Large / regional solutions

  • Extensive (or even large) LNG infrastructure is used mainly by multinational energy companies or gas transmission system operators (TSOs). The main objective of a "large" LNG terminal is to provide a diversified source of natural gas to a given EU Member State / region. The standard size of a large-capacity LNG tanker is 120,000 - 135,000 m³ LNG (75 - 85 million m3 of gas)
  • Large-capacity LNG terminals are located on the coast, in coastal waters or as floating equipment (FSRUs) that allow LNG tankers to arrive. This type of natural gas supply is not possible for landlocked countries, as the costs of transhipment and ancillary technologies affect the price of gas traded on the market
  • The output of the terminal is dominated by the conversion of LNG to gas and subsequent transport and distribution through a new entry point into the pipeline network.
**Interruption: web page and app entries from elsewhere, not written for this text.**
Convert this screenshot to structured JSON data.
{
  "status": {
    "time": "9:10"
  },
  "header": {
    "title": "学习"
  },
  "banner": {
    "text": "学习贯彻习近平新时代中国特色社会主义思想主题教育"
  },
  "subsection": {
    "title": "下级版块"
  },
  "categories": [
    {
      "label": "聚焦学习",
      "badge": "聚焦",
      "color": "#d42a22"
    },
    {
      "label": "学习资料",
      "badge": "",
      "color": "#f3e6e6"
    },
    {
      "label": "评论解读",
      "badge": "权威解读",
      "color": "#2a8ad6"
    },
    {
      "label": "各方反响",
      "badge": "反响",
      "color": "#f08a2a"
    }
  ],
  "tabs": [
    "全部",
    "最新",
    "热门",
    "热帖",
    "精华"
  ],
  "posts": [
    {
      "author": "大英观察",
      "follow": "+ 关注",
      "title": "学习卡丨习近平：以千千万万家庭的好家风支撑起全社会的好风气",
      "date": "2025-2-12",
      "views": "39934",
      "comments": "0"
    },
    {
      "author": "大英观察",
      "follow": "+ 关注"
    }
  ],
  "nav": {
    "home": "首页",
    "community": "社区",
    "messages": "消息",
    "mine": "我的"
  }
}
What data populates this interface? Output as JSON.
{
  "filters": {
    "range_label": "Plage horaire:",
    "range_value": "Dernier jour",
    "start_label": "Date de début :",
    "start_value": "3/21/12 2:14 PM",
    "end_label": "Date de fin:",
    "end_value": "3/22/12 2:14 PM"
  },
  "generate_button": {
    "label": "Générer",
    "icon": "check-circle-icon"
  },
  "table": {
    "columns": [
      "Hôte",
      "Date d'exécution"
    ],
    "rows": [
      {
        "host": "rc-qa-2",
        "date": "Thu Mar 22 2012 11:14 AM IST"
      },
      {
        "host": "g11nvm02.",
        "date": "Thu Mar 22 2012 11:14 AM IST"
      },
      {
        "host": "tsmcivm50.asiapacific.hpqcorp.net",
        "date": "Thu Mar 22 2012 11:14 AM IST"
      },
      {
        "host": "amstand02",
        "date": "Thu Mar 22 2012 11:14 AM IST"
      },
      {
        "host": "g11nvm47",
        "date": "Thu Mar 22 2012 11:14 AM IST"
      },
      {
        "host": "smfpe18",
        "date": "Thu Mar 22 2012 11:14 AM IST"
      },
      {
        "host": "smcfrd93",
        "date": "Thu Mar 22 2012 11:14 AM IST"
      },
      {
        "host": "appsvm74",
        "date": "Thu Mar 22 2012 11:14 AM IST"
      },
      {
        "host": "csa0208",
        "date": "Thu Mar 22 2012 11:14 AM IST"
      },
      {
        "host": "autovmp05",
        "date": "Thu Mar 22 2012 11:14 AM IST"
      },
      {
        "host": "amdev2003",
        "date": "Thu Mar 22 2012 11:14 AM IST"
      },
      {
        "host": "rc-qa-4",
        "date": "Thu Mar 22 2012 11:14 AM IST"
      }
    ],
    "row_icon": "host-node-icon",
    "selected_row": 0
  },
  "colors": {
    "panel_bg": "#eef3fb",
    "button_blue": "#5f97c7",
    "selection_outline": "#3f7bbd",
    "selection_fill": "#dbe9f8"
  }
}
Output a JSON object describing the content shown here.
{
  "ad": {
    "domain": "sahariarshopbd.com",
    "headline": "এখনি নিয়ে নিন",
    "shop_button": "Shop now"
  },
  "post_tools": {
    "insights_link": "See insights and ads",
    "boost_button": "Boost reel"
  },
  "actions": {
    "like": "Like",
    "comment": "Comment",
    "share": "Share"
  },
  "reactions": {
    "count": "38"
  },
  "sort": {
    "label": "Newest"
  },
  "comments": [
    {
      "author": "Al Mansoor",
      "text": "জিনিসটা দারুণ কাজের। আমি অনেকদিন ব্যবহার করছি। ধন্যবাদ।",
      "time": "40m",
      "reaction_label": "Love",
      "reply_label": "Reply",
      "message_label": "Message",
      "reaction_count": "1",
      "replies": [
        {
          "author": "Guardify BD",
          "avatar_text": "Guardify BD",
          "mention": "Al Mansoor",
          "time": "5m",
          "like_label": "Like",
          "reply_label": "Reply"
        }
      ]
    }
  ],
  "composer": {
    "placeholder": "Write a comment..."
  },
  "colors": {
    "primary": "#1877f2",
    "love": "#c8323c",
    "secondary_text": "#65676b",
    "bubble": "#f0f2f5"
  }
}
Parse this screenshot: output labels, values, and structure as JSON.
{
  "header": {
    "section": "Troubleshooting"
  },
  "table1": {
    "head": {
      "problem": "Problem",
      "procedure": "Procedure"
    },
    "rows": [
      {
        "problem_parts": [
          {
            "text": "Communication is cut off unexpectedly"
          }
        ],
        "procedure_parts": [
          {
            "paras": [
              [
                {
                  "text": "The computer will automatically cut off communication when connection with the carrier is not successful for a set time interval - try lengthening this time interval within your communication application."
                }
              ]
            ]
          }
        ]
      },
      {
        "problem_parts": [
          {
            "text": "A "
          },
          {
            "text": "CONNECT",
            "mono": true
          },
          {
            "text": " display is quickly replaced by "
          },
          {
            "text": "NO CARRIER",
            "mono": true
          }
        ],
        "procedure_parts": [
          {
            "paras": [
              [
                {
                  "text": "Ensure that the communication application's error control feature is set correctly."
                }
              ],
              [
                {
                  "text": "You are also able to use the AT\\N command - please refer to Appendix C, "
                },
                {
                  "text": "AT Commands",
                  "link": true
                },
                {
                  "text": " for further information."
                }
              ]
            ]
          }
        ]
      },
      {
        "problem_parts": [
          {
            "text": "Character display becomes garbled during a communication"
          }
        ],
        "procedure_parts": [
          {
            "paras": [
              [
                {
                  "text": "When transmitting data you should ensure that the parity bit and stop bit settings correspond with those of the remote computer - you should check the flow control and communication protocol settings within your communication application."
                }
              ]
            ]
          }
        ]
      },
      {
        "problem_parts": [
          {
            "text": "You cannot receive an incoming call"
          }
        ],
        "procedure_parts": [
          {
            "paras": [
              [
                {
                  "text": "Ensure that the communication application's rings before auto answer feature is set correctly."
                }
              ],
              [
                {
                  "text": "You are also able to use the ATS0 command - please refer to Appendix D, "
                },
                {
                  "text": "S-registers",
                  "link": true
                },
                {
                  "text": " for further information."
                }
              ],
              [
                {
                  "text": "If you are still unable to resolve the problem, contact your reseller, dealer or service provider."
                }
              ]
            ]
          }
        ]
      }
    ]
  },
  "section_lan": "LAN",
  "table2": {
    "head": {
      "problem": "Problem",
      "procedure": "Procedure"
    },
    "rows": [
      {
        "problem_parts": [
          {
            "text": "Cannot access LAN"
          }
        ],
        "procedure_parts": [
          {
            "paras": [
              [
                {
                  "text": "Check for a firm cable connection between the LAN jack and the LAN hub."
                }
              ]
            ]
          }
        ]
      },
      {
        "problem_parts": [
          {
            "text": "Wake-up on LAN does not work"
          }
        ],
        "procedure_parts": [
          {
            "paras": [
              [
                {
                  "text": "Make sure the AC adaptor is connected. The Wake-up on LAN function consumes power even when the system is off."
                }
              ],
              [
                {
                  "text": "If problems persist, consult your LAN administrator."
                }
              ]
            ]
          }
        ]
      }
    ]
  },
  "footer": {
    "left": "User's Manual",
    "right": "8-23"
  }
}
Relatively small amounts of LNG are used to re-export LNG from the terminal and to transport LNG
  • EU regulators as well as Member State governments are key decision-makers in this area

Small / application solutions

  • Small or application solutions for LNG supply are mainly in retail with natural gas consumption. mber State governments are key decision-makers in this area. The main goal of small LNG is to bring natural gas ("backyard") closer to the final small and medium-sized consumer. In places with missing or unsuitable pipeline infrastructure infrastructure applications such as
    • a mobile gas source for the development of small urban gas networks
    • an alternative source of pipeline gas supply during repairs and accidents
    • a back-up source for industrial use and peak coverage
    • temporary gas source for the gas supply season (agricultural sector, food industry)
  • Heavy transport is another application of small LNG infrastructures, as there has been a rapid development of LNG engines in the last ten years
  • In 2013, Volvo Trucks introduced its D13-LNG prototype engine, the first integrated natural gas solution for the North American market
  • In 2014, Iveco introduced the Starlis heavy truck for LNG, which is available for Europe
  • Scania introduced its LNG-powered product in the tractor category in 2016

Almost all heavy goods vehicles and public bus manufacturers are developing LNG-powered products and expect an increase in demand.